By Jonathan Goetz
Photo: Ben Kalasho, August 8, 2017 (El Cajon)
August 11, 2017 (El Cajon) - Councilman Ben Kalasho threatened to file an employment discrimination complaint Tuesday as the Council discussed a resolution to limit Council members’ use of electronic devices during City Council meetings.
Supporters of the ban have indicated that the reasons are to assure that Council members are paying attention during public hearings and also to assure that no outside communication is going on via email or social media, which could violate laws prohibiting outside communication by officials during public hearings.
“This agenda item, as laughable as it is, is just geared towards me,” said Kalasho, with his laptop in front of him. He added that it would “be too burdensome for me” to transfer his notes from his laptop onto a City issued iPad with internet access disabled. “There is a discrimination suit that I think is probably an option for me as the city is my employer.”
Kalasho clarified that he was not talking about suing El Cajon, only filing a complaint, saying “It’s not a lawsuit. It’s simply a claim with the California Fair Employment Act.”

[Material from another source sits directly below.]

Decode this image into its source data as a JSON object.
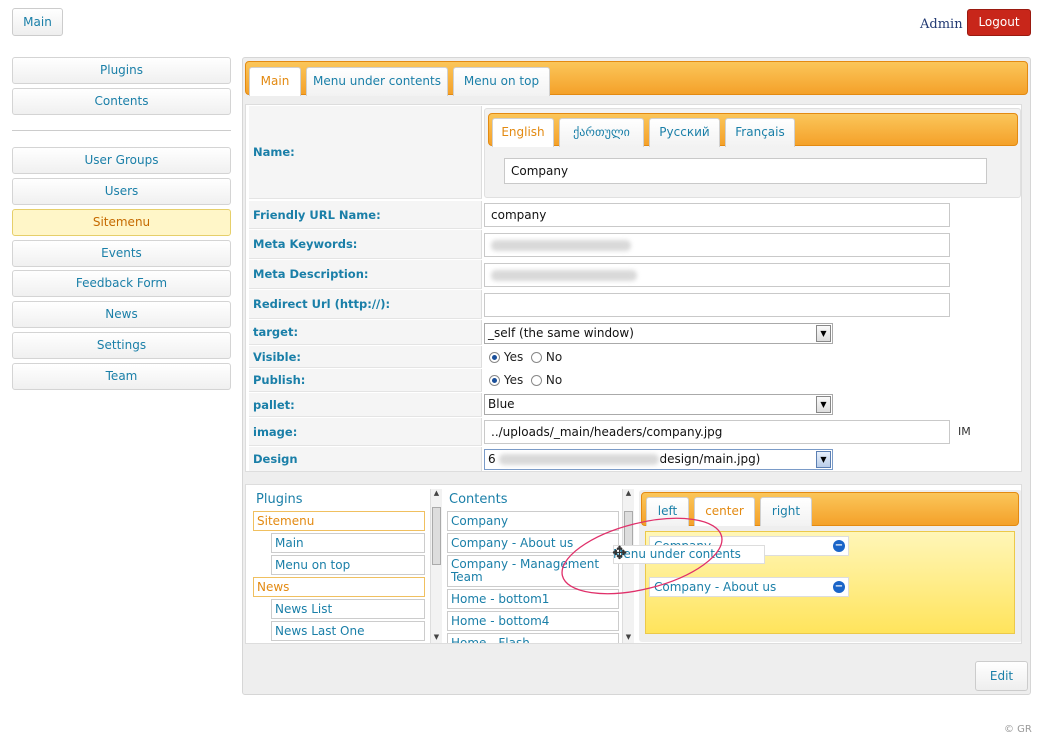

City Attorney Morgan Foley elicited laughter from the audience when he asked Kalasho, “And discrimination is because you can’t use an iPad like anybody else or is it because you’re being told you have to use this particular iPad?” and, “Do you have a printer at home?” He then told Kalasho to print his notes prior to the Council meetings.
Kalasho responded, “Now I have an added workload to do. I’m the only one that takes notes on an electronic device not just here but outside of here. So the argument would be again discriminatory as me being the only person up here that does that so it’s a non-starter for everybody else.”
Foley replied that he disagreed with Kalasho’s analysis of the law, saying, “I think you’re using a term discriminatory or discrimination between people who use electronic devices and do not use electronic devices. It’s different than what the FEH (Fair Employment and Housing) claim might be (grounds) for discrimination. There’s nothing in this policy that relates to you about your age, your gender, your sexual preference or race or ethnicity.”
Kalasho, the lone Democratic councilmember, replied that his political affiliation could be grounds for a complaint.
Mayor Bill Wells told a story of a trip to Sacramento he took in which the legislators all paid attention until it was local Senator Joel Anderson’s turn to speak. “I went to Sacramento at the request of Senator Anderson and Senator Anderson is in the minority,” he noted, adding, “Everybody was speaking and listening and being very involved until Senator Anderson got up to speak and everybody stopped listening and they started messing around with their phones and on their iPads and they were talking to each other and I thought was just incredibly disrespectful to Senator Anderson but more importantly I just thought it was incredibly disrespectful to the democratic process.”
Councilman Gary Kendrick said that it is an issue of distracted legislators. “It’s important that the public can see that we’re not being distracted by other electronic devices,” he stated.
Councilman Bob McClellan said he agreed that “out of common courtesy” to people in the audience or watching Council meetings on TV, “We need to be paying attention to what’s going on and not being distracted by devices.”
Councilman Steve Goble said the resolution was about “trust, respect and transparency,” adding, “This is public service not self-service.”
The resolution to limit the City Council use of electronic devices passed, 4 to 1, with Kalasho opposed.